Iranian pair seek Atlanta council seats.
Attorney Amir Farokhi is calling for support for his candidacy for Atlanta's At Large Post 2 seat, while scientist Bahareh Azizi is hoping she will also see a large turnout of supporters who will vote her into the District 6.
Both of the Iranian-American candidates were born in the states, but both are calling on Atlanta's Iranian-American community for support. Both are also running in open seats, that is, seats where no incumbent is seeking re-election.
Atlanta city elections are non-partisan.
After earning a degree in political science from Duke University in North Carolina, Farokhi traveled to Taiwan where he taught for a year at the Taipei American School. After he returned to the states, Farohki completed his law degree in 2004 from Duke and then returned to Atlanta where he currently practices law.
Farokhi is running for the seat that Councilwoman Mary Norwood is leaving to run a bid for mayor. He faces three opponents, including Weslee Knapp, a process engineer and real estate entrepreneur and Aaron Watson, an attorney and former CPA with Deloitte and Touche.
Farohki, who was born in Atlanta to a Persian father and an American mother, says he has maintained a life-long connection to the Iranian-American community in Atlanta, as evidenced by the legal assistance he provided to the Persian Community Center in Atlanta when it sent relief aid to the victims of the Bam earthquake in 2003.
Since he is a running for an at-large seat and not running in a specific ward, Farokhi faces an expensive citywide contests. But he has lots of experience campaigning; he declared his candidacy more than a year ago.
Farokhi's platform consists of a number of issues, including transparency in city government, financial accountability, improving city services, increasing public transportation options, protecting neighborhoods and affordable housing, and increasing the city's environmental sustainability--his aim is for Atlanta to have the smallest carbon footprint possible.
Azizi will face five other opponents in her bid for the District 6 open seat, including: Mark Brodie, Tad Christian, Elizabeth Coyle, Miguel Gallegos and Alexander Wan.
Azizi was born in Houston, Texas, and raised in Kuwait. After high school, she returned to the United States to pursue her education. She received her bachelor's degree in biochemistry and biotechnology from Michigan State University and went on to get her Ph.D. in biochemistry from the Georgia Institute of Technology. In 2005, after receiving her doctorate, she joined the staff at the Georgia Institute of Technology as a research support manager.
According to her website, Azizi's top priorities include safety, community development, education and the city budget. "I will work to make our neighborhoods and streets more safe and secure.
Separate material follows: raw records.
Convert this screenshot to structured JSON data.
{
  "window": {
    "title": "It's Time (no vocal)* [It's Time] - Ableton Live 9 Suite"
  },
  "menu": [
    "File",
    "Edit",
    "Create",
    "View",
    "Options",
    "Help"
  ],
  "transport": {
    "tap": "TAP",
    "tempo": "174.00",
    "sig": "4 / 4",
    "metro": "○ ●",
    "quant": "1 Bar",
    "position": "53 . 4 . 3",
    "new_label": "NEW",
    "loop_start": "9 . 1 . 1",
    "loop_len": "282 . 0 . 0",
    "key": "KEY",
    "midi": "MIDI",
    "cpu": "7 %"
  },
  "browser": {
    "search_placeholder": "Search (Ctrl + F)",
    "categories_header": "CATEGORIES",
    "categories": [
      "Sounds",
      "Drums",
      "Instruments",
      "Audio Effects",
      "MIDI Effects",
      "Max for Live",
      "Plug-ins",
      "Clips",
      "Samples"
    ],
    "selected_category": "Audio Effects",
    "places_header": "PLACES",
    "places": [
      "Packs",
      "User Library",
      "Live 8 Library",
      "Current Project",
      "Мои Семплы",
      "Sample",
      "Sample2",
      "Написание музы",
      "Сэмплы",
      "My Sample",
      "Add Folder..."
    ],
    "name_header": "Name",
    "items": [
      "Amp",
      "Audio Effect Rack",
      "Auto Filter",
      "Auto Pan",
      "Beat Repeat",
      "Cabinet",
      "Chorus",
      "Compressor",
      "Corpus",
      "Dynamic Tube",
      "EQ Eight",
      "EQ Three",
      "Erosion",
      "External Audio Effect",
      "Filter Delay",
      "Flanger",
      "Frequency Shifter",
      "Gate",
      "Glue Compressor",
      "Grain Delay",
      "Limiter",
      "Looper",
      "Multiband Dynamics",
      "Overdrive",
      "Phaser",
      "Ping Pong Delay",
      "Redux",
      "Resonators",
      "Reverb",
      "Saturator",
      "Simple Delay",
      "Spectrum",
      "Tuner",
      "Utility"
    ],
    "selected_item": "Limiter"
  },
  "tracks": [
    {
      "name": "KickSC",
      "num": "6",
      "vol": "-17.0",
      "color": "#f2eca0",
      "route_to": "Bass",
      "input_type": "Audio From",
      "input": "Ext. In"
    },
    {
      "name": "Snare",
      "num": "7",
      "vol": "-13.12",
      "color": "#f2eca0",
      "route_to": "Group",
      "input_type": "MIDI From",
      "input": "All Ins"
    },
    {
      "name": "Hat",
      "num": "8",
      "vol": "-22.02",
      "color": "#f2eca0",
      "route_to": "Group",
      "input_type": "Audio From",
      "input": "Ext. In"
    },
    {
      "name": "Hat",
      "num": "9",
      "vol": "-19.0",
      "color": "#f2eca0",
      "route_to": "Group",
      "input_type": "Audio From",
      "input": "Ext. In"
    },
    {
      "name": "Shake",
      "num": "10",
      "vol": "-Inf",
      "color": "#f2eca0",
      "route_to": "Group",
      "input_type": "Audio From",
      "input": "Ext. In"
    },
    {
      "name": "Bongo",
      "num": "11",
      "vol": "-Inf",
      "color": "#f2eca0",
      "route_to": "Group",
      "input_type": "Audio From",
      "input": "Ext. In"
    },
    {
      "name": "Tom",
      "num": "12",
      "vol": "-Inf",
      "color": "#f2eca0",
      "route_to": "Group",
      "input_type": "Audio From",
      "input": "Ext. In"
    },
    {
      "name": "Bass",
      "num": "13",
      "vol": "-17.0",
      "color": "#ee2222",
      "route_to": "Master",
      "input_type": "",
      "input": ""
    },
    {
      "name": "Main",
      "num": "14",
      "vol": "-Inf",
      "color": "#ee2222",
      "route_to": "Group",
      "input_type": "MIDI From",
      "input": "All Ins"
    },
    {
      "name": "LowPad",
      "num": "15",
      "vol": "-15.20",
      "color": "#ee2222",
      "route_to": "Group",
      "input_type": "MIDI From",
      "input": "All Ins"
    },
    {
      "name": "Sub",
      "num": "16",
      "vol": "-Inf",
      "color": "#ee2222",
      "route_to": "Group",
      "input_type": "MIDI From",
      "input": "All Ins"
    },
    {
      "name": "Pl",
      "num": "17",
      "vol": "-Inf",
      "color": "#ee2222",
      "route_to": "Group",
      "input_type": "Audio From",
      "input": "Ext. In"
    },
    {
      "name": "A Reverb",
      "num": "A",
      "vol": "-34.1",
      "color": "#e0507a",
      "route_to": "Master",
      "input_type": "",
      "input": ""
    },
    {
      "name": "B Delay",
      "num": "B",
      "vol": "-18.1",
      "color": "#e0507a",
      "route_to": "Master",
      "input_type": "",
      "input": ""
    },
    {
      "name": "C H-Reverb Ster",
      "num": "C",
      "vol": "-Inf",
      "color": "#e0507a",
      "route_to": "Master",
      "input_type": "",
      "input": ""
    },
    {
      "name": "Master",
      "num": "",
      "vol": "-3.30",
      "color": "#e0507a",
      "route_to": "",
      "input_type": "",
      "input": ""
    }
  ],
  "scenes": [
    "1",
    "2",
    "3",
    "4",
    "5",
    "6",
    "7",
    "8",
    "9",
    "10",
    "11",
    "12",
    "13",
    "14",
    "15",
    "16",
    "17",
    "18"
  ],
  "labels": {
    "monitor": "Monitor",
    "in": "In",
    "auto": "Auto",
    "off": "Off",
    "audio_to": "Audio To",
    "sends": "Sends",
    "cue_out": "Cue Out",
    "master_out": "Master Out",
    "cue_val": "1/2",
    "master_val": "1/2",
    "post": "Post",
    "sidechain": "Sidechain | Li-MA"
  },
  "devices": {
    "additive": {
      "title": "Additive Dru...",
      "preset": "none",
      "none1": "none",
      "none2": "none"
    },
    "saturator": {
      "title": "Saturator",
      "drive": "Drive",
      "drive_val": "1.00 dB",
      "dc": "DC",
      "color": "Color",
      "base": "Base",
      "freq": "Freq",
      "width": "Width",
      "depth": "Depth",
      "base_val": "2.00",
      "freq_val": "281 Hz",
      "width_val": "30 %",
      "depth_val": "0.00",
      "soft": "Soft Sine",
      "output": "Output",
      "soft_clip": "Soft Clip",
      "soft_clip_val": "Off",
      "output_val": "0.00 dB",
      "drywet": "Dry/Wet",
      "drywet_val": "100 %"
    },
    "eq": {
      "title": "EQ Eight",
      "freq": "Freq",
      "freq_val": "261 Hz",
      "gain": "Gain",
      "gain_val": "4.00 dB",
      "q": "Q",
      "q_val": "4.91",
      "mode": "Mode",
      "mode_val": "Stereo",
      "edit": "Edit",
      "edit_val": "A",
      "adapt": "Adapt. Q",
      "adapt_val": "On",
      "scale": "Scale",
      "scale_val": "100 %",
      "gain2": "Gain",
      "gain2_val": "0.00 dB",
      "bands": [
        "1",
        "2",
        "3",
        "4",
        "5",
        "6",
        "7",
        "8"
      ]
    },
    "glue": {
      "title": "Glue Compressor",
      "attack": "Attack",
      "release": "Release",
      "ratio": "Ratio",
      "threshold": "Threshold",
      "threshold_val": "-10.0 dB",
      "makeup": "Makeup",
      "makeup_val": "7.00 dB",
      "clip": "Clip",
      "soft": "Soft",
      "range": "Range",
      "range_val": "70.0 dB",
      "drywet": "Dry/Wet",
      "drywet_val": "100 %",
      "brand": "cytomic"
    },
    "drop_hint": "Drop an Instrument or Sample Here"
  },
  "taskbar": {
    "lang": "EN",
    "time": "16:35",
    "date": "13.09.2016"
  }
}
I will focus on creating unity among the various constituents in our community, tackling problems such as rising property taxes and creating a unifying, growing environment for residents and small business owners.
"As an educator, I will work with the school systems to ensure that our students are provided with the tools and programs they need to excel in all disciplines, especially in the sciences and math. We must continually increase the competitiveness of all our schools," Azizi's website says.
In a September interview with the Public Affairs Alliance of Iranian Americans (PAAIA) and its connected political action committee, the Iranian American Political Action Committee, Azizi explained what she believed set her apart from the competition.
"My multi-cultural upbringing has provided me with an international perspective and has made me a very open-minded person, learning tolerance and acceptance, two traits of my personality I am very proud of.
"On a professional level, I am a scientific researcher. As a researcher, you acquire critical thinking skills, along with an analytical research-oriented mind that I use to approach challenges and issues. As a newcomer to the political realm, my analytical skills, along with a fresh perspective to addressing the issues facing our district and city, I know that I can be effective in finding long-term effective solutions," she said.
Azizi also said she hoped fellow Iranians would support her election. "I am proud of my Iranian-American heritage, and I would hope that Iranian-Americans, as other Atlantans, would support my campaign.... Nevertheless, I would hope that Iranian-Americans realize that as more Iranian-American candidates run for public office, the entire community will move even further into the political realm of this country, giving back to our community and helping advance the lives of Iranian-Americans living in the United States. It is up to us to set an example for those with similar backgrounds all across the world," Azizi said.